- Action item -
Your answer should be the entries, repeated exactly.

- Exercise material -
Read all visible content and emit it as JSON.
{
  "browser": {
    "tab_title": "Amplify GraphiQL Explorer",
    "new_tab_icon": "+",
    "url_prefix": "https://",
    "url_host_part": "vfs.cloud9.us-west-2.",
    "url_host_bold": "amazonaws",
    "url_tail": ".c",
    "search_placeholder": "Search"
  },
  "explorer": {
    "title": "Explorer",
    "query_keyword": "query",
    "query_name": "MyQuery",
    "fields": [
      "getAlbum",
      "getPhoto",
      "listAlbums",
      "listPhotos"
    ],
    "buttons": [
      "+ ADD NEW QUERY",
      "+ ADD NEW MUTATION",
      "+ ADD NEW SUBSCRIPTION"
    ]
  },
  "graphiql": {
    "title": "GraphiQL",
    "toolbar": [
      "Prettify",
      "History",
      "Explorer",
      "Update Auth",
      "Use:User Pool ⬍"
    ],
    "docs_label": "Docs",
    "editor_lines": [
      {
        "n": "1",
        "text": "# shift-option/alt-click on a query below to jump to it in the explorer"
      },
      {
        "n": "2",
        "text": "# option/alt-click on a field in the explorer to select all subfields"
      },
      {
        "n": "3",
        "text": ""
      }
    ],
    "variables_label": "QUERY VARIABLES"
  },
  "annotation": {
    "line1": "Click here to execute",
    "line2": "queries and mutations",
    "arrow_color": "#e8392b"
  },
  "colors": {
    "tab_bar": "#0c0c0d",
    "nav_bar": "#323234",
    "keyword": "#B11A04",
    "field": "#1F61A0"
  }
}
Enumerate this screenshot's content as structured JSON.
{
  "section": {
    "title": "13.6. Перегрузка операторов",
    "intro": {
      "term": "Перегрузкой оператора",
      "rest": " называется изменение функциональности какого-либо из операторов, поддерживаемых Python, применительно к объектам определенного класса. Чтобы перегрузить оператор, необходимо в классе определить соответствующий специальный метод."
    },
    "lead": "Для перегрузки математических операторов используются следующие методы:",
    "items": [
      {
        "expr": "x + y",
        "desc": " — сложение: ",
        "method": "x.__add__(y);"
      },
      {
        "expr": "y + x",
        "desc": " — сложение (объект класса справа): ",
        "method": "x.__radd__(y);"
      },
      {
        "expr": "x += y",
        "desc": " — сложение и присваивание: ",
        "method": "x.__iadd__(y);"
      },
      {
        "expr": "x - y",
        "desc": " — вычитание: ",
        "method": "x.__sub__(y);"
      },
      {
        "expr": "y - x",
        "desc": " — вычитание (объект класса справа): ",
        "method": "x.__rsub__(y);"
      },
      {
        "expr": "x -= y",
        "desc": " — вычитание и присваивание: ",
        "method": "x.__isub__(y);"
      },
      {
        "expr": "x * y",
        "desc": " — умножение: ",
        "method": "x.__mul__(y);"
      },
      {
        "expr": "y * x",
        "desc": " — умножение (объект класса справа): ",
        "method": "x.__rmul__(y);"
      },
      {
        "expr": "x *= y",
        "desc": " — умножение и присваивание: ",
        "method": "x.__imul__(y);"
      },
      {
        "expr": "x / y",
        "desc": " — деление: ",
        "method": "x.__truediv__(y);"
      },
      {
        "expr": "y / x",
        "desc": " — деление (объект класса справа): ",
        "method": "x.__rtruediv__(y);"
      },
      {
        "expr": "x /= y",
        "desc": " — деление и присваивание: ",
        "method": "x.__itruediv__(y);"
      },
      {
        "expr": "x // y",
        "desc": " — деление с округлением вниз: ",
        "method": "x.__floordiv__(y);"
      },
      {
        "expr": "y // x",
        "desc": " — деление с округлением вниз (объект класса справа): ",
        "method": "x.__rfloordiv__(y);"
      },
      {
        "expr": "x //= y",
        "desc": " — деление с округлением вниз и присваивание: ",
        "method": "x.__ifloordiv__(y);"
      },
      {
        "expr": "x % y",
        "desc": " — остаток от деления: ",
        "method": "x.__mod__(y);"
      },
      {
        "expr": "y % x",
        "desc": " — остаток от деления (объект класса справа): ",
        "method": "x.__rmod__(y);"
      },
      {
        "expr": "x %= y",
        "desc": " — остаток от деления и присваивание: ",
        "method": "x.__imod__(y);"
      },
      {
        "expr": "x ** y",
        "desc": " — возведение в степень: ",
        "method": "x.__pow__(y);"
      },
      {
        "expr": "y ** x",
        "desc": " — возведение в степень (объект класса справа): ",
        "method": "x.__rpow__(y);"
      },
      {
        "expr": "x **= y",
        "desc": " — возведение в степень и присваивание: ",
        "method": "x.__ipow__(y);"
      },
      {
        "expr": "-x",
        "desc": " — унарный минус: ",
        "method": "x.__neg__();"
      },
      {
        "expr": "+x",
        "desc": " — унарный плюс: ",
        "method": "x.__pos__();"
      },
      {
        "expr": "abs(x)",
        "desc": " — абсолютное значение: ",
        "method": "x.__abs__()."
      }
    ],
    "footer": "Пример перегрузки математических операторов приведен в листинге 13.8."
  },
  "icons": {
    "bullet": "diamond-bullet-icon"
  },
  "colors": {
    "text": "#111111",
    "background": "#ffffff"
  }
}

- Solution below -
Read all visible content and emit it as JSON.
{
  "browser": {
    "tab_title": "Amplify GraphiQL Explorer",
    "new_tab_icon": "+",
    "url_prefix": "https://",
    "url_host_part": "vfs.cloud9.us-west-2.",
    "url_host_bold": "amazonaws",
    "url_tail": ".c",
    "search_placeholder": "Search"
  },
  "explorer": {
    "title": "Explorer",
    "query_keyword": "query",
    "query_name": "MyQuery",
    "fields": [
      "getAlbum",
      "getPhoto",
      "listAlbums",
      "listPhotos"
    ],
    "buttons": [
      "+ ADD NEW QUERY",
      "+ ADD NEW MUTATION",
      "+ ADD NEW SUBSCRIPTION"
    ]
  },
  "graphiql": {
    "title": "GraphiQL",
    "toolbar": [
      "Prettify",
      "History",
      "Explorer",
      "Update Auth",
      "Use:User Pool ⬍"
    ],
    "docs_label": "Docs",
    "editor_lines": [
      {
        "n": "1",
        "text": "# shift-option/alt-click on a query below to jump to it in the explorer"
      },
      {
        "n": "2",
        "text": "# option/alt-click on a field in the explorer to select all subfields"
      },
      {
        "n": "3",
        "text": ""
      }
    ],
    "variables_label": "QUERY VARIABLES"
  },
  "annotation": {
    "line1": "Click here to execute",
    "line2": "queries and mutations",
    "arrow_color": "#e8392b"
  },
  "colors": {
    "tab_bar": "#0c0c0d",
    "nav_bar": "#323234",
    "keyword": "#B11A04",
    "field": "#1F61A0"
  }
}
Enumerate this screenshot's content as structured JSON.
{
  "section": {
    "title": "13.6. Перегрузка операторов",
    "intro": {
      "term": "Перегрузкой оператора",
      "rest": " называется изменение функциональности какого-либо из операторов, поддерживаемых Python, применительно к объектам определенного класса. Чтобы перегрузить оператор, необходимо в классе определить соответствующий специальный метод."
    },
    "lead": "Для перегрузки математических операторов используются следующие методы:",
    "items": [
      {
        "expr": "x + y",
        "desc": " — сложение: ",
        "method": "x.__add__(y);"
      },
      {
        "expr": "y + x",
        "desc": " — сложение (объект класса справа): ",
        "method": "x.__radd__(y);"
      },
      {
        "expr": "x += y",
        "desc": " — сложение и присваивание: ",
        "method": "x.__iadd__(y);"
      },
      {
        "expr": "x - y",
        "desc": " — вычитание: ",
        "method": "x.__sub__(y);"
      },
      {
        "expr": "y - x",
        "desc": " — вычитание (объект класса справа): ",
        "method": "x.__rsub__(y);"
      },
      {
        "expr": "x -= y",
        "desc": " — вычитание и присваивание: ",
        "method": "x.__isub__(y);"
      },
      {
        "expr": "x * y",
        "desc": " — умножение: ",
        "method": "x.__mul__(y);"
      },
      {
        "expr": "y * x",
        "desc": " — умножение (объект класса справа): ",
        "method": "x.__rmul__(y);"
      },
      {
        "expr": "x *= y",
        "desc": " — умножение и присваивание: ",
        "method": "x.__imul__(y);"
      },
      {
        "expr": "x / y",
        "desc": " — деление: ",
        "method": "x.__truediv__(y);"
      },
      {
        "expr": "y / x",
        "desc": " — деление (объект класса справа): ",
        "method": "x.__rtruediv__(y);"
      },
      {
        "expr": "x /= y",
        "desc": " — деление и присваивание: ",
        "method": "x.__itruediv__(y);"
      },
      {
        "expr": "x // y",
        "desc": " — деление с округлением вниз: ",
        "method": "x.__floordiv__(y);"
      },
      {
        "expr": "y // x",
        "desc": " — деление с округлением вниз (объект класса справа): ",
        "method": "x.__rfloordiv__(y);"
      },
      {
        "expr": "x //= y",
        "desc": " — деление с округлением вниз и присваивание: ",
        "method": "x.__ifloordiv__(y);"
      },
      {
        "expr": "x % y",
        "desc": " — остаток от деления: ",
        "method": "x.__mod__(y);"
      },
      {
        "expr": "y % x",
        "desc": " — остаток от деления (объект класса справа): ",
        "method": "x.__rmod__(y);"
      },
      {
        "expr": "x %= y",
        "desc": " — остаток от деления и присваивание: ",
        "method": "x.__imod__(y);"
      },
      {
        "expr": "x ** y",
        "desc": " — возведение в степень: ",
        "method": "x.__pow__(y);"
      },
      {
        "expr": "y ** x",
        "desc": " — возведение в степень (объект класса справа): ",
        "method": "x.__rpow__(y);"
      },
      {
        "expr": "x **= y",
        "desc": " — возведение в степень и присваивание: ",
        "method": "x.__ipow__(y);"
      },
      {
        "expr": "-x",
        "desc": " — унарный минус: ",
        "method": "x.__neg__();"
      },
      {
        "expr": "+x",
        "desc": " — унарный плюс: ",
        "method": "x.__pos__();"
      },
      {
        "expr": "abs(x)",
        "desc": " — абсолютное значение: ",
        "method": "x.__abs__()."
      }
    ],
    "footer": "Пример перегрузки математических операторов приведен в листинге 13.8."
  },
  "icons": {
    "bullet": "diamond-bullet-icon"
  },
  "colors": {
    "text": "#111111",
    "background": "#ffffff"
  }
}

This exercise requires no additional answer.